Home Prices Dip In October

Home prices fell for a second straight month in October, according to the Standard & Poor’s / Case-Shiller index, released earlier this week. The index tracks prices in the nation’s 20 largest cities, of which 19 showed a decline on a month to month basis. Overall the index slipped 1.2 percent from September’s prices, and are down 3.4 percent compared to October 2010. Of course, a decline in home prices is typical this time of the year, as home buyers tend to be the most active during the summer, and sales historically tail off toward the end of the year.

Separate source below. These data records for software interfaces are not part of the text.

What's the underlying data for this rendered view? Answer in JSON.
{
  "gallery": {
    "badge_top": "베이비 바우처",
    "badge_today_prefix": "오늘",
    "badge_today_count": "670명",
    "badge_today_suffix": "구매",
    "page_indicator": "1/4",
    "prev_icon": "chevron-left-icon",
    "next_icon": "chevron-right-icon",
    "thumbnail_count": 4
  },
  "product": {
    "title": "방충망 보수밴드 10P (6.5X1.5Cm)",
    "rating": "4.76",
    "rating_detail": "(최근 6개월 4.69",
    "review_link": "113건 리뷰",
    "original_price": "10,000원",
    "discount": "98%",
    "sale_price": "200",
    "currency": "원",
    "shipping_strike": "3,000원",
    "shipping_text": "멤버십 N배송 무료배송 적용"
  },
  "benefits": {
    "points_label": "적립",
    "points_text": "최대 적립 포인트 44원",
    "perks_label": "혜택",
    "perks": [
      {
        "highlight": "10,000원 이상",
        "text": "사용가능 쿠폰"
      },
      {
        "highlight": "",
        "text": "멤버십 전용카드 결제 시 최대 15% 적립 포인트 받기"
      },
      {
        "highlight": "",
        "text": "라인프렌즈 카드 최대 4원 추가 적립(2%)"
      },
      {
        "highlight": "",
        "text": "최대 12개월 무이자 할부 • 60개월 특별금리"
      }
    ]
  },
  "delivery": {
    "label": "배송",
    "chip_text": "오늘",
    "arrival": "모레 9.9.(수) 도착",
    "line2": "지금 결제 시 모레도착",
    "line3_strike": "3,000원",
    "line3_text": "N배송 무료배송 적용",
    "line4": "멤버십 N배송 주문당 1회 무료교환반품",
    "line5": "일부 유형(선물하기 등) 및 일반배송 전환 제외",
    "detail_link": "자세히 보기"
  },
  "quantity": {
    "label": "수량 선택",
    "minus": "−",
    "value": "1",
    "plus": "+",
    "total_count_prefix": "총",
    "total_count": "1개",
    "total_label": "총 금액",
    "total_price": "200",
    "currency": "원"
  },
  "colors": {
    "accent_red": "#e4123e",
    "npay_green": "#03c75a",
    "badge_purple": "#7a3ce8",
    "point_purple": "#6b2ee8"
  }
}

Of the cities tracked by the S&P index, Atlanta is suffering through the worst decline in values, as prices fell 5 percent in October after falling 5.9 percent in September, and are now down 11.7 percent on a year-to-year basis. Atlanta, Cleveland, Detroit and Las Vegas, meanwhile all have average prices lower than those seen at the beginning of 2000. US home values appeared to have stabilized during the summer, but analysts note that the brief respite from falling prices was merely a result of banks slowing down the foreclosure process.

The housing market still has to contend with a massive shadow inventory of distressed properties, the bulk of which must go through the system before any real recovery can take place in the housing market. At the end of the third quarter, there were still 6 million homeowners, or 12.6 percent of those with an outstanding mortgage, that were either seriously behind on their monthly payments or already in some stage of the foreclosure process. Furthermore, more than a fifth of the nation’s homes with mortgages were underwater, meaning their owners owed more on the loan than the home was worth.